*EXERCISE:* Search the records for "testbench". Report every line where it occurs.

++++ DATA LISTING

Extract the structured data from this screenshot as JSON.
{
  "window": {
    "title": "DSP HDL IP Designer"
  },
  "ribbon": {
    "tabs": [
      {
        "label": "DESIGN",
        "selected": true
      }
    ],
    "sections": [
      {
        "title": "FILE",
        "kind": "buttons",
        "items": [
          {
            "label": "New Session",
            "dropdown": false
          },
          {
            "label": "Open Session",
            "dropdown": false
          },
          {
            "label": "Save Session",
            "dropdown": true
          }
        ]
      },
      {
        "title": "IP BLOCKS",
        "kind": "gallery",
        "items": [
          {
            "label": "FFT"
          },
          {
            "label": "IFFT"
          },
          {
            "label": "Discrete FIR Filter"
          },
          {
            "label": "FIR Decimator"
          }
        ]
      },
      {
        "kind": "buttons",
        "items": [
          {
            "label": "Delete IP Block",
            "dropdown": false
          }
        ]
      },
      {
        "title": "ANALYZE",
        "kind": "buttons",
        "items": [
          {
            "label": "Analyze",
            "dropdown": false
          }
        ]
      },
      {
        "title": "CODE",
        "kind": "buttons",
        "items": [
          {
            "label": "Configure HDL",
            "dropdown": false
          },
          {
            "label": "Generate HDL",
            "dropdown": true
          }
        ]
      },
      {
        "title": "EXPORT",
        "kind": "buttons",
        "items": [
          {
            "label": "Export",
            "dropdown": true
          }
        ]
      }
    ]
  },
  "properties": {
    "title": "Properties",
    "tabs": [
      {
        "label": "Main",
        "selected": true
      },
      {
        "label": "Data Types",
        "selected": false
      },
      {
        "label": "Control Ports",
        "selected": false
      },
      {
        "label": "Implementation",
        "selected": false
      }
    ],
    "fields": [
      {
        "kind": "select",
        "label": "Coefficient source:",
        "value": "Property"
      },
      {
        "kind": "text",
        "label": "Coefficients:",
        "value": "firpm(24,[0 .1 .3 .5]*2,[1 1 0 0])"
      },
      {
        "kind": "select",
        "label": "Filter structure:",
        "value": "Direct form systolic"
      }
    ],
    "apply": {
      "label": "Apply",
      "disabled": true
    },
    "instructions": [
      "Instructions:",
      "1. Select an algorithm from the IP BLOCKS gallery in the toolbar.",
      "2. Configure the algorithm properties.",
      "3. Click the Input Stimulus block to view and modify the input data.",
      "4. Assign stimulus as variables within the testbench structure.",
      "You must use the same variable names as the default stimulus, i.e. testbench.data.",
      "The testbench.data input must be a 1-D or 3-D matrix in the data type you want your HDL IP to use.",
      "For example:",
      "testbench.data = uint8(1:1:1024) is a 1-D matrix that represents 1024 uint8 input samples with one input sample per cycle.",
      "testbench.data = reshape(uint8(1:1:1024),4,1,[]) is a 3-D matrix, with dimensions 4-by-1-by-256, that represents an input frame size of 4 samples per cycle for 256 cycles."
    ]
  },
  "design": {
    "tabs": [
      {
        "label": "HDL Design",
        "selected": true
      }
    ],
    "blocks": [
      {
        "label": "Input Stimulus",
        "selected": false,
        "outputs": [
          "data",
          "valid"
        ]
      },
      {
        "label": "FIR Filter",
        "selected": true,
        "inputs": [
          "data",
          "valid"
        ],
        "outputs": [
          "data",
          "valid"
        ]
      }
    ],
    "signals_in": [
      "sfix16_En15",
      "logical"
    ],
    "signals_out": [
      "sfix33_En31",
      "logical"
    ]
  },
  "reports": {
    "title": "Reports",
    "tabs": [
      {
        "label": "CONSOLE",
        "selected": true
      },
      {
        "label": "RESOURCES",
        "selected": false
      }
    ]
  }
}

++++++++

*ANSWER TO THE PROBLEM:*
      "4. Assign stimulus as variables within the testbench structure.",
      "You must use the same variable names as the default stimulus, i.e. testbench.data.",
      "The testbench.data input must be a 1-D or 3-D matrix in the data type you want your HDL IP to use.",
      "testbench.data = uint8(1:1:1024) is a 1-D matrix that represents 1024 uint8 input samples with one input sample per cycle.",
      "testbench.data = reshape(uint8(1:1:1024),4,1,[]) is a 3-D matrix, with dimensions 4-by-1-by-256, that represents an input frame size of 4 samples per cycle for 256 cycles."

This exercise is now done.